I’ve always had a sneaking wish to be part of the climbing fraternity: to stand upon mighty summits reserved only for the cognoscenti with gnarly hands and cool kit. However, whenever I’ve been called upon to produce a figure-of-eight knot – the one that connects you to the end of a climbing rope – I usually manage to make something that looks more like a nine.
Fortunately, a slew of companies now offer bona fide mountaineering adventures to those lacking the knowledge and confidence to go it alone. In theory, they could put you on top of Everest. Surely then you would gain honorary membership of the climbing fraternity? I was more modest in my ambitions: Mont Blanc, the tallest peak in western Europe at 4,810m, a target high enough to cause altitude sickness, but much lower than the Himalayan giants.

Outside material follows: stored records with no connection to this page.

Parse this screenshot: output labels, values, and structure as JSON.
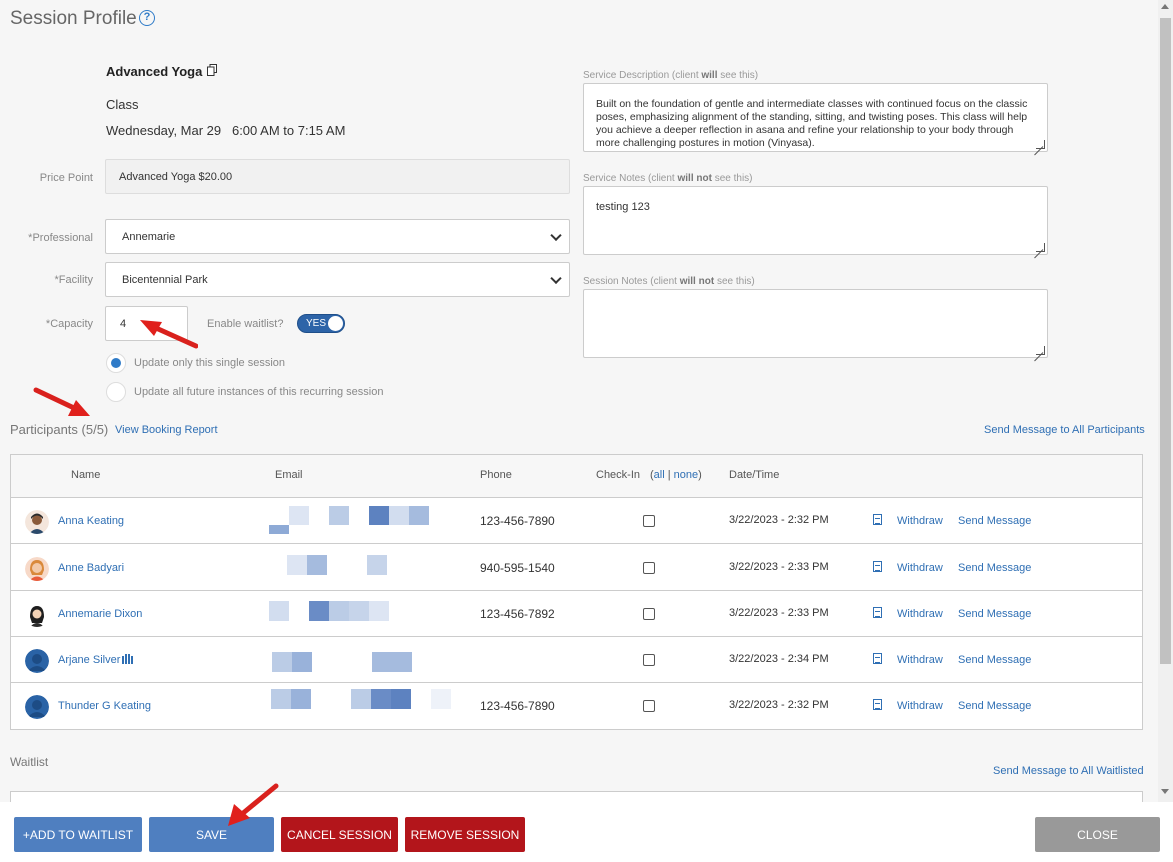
{
  "header": {
    "title": "Session Profile",
    "help_icon": "?"
  },
  "session": {
    "name": "Advanced Yoga",
    "type": "Class",
    "date_time": "Wednesday, Mar 29   6:00 AM to 7:15 AM"
  },
  "form": {
    "price_point": {
      "label": "Price Point",
      "value": "Advanced Yoga $20.00"
    },
    "professional": {
      "label": "*Professional",
      "value": "Annemarie"
    },
    "facility": {
      "label": "*Facility",
      "value": "Bicentennial Park"
    },
    "capacity": {
      "label": "*Capacity",
      "value": "4"
    },
    "waitlist": {
      "label": "Enable waitlist?",
      "toggle_text": "YES",
      "enabled": true
    },
    "update_options": [
      {
        "label": "Update only this single session",
        "selected": true
      },
      {
        "label": "Update all future instances of this recurring session",
        "selected": false
      }
    ]
  },
  "right_panel": {
    "service_description": {
      "label_prefix": "Service Description (client ",
      "label_strong": "will",
      "label_suffix": " see this)",
      "value": "Built on the foundation of gentle and intermediate classes with continued focus on the classic poses, emphasizing alignment of the standing, sitting, and twisting poses. This class will help you achieve a deeper reflection in asana and refine your relationship to your body through more challenging postures in motion (Vinyasa)."
    },
    "service_notes": {
      "label_prefix": "Service Notes (client ",
      "label_strong": "will not",
      "label_suffix": " see this)",
      "value": "testing 123"
    },
    "session_notes": {
      "label_prefix": "Session Notes (client ",
      "label_strong": "will not",
      "label_suffix": " see this)",
      "value": ""
    }
  },
  "participants": {
    "title": "Participants (5/5)",
    "report_link": "View Booking Report",
    "send_all": "Send Message to All Participants",
    "columns": {
      "name": "Name",
      "email": "Email",
      "phone": "Phone",
      "checkin": "Check-In",
      "all": "all",
      "none": "none",
      "date": "Date/Time"
    },
    "rows": [
      {
        "name": "Anna Keating",
        "phone": "123-456-7890",
        "date": "3/22/2023 - 2:32 PM",
        "withdraw": "Withdraw",
        "send": "Send Message"
      },
      {
        "name": "Anne Badyari",
        "phone": "940-595-1540",
        "date": "3/22/2023 - 2:33 PM",
        "withdraw": "Withdraw",
        "send": "Send Message"
      },
      {
        "name": "Annemarie Dixon",
        "phone": "123-456-7892",
        "date": "3/22/2023 - 2:33 PM",
        "withdraw": "Withdraw",
        "send": "Send Message"
      },
      {
        "name": "Arjane Silver",
        "phone": "",
        "date": "3/22/2023 - 2:34 PM",
        "withdraw": "Withdraw",
        "send": "Send Message"
      },
      {
        "name": "Thunder G Keating",
        "phone": "123-456-7890",
        "date": "3/22/2023 - 2:32 PM",
        "withdraw": "Withdraw",
        "send": "Send Message"
      }
    ]
  },
  "waitlist": {
    "title": "Waitlist",
    "send_all": "Send Message to All Waitlisted"
  },
  "footer": {
    "add_waitlist": "+ADD TO WAITLIST",
    "save": "SAVE",
    "cancel_session": "CANCEL SESSION",
    "remove_session": "REMOVE SESSION",
    "close": "CLOSE"
  },
  "colors": {
    "link": "#2f6fb4",
    "primary": "#4f7fc0",
    "danger": "#b3151b",
    "neutral": "#999999",
    "toggle": "#2d64a8"
  }
}
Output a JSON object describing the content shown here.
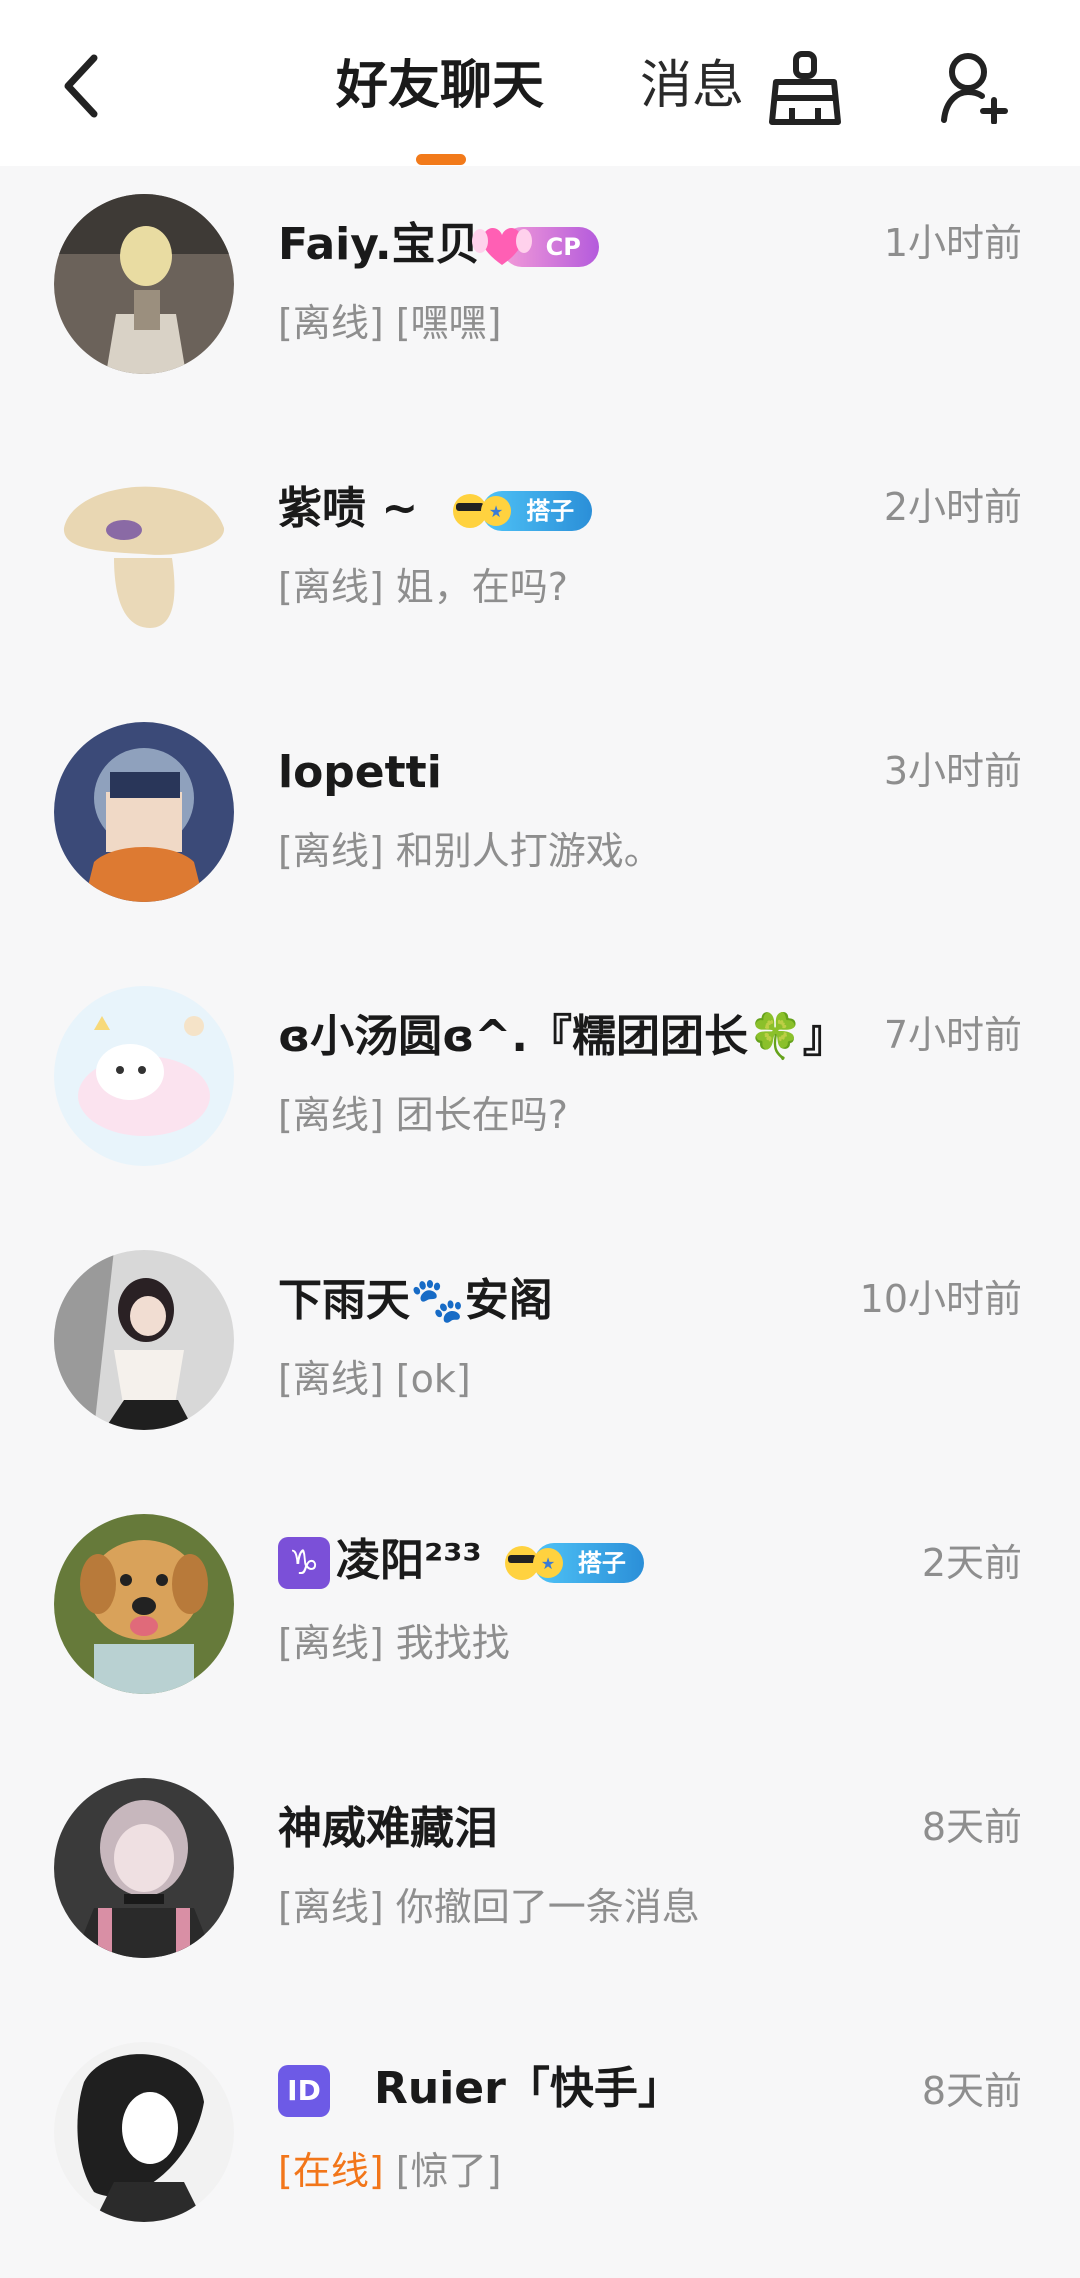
{
  "header": {
    "tabs": [
      {
        "label": "好友聊天",
        "active": true
      },
      {
        "label": "消息",
        "active": false
      }
    ],
    "icons": [
      "back-icon",
      "clean-icon",
      "add-friend-icon"
    ],
    "accent_color": "#f27a1a"
  },
  "chats": [
    {
      "name": "Faiy.宝贝",
      "badge": "CP",
      "time": "1小时前",
      "status": "[离线]",
      "message": "[嘿嘿]"
    },
    {
      "name": "紫啧 ~",
      "badge": "搭子",
      "time": "2小时前",
      "status": "[离线]",
      "message": "姐，在吗?"
    },
    {
      "name": "lopetti",
      "badge": "",
      "time": "3小时前",
      "status": "[离线]",
      "message": "和别人打游戏。"
    },
    {
      "name": "ɞ小汤圆ɞ^.『糯团团长🍀』",
      "badge": "",
      "time": "7小时前",
      "status": "[离线]",
      "message": "团长在吗?"
    },
    {
      "name": "下雨天🐾安阁",
      "badge": "",
      "time": "10小时前",
      "status": "[离线]",
      "message": "[ok]"
    },
    {
      "name": "凌阳²³³",
      "sign": "♑",
      "badge": "搭子",
      "time": "2天前",
      "status": "[离线]",
      "message": "我找找"
    },
    {
      "name": "神威难藏泪",
      "badge": "",
      "time": "8天前",
      "status": "[离线]",
      "message": "你撤回了一条消息"
    },
    {
      "name": "Ruier「快手」",
      "id_icon": "ID",
      "badge": "",
      "time": "8天前",
      "status": "[在线]",
      "message": "[惊了]"
    }
  ]
}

There were four of us in the group that assembled in the bar of La Chaumière Hotel in Chamonix, a well-know haunt of real climbers. There was Chris, very Yorkshire; Pippa, very Kiwi; Douglas, very Scottish, and me, very nervous. We were all reasonably fit, though nursing various niggling injuries, hangovers and anxieties. We had all done a Scottish winter mountain training weekend but forgotten most of what we had learned. Supervising our training and ascent was veteran guide Jim Kerr.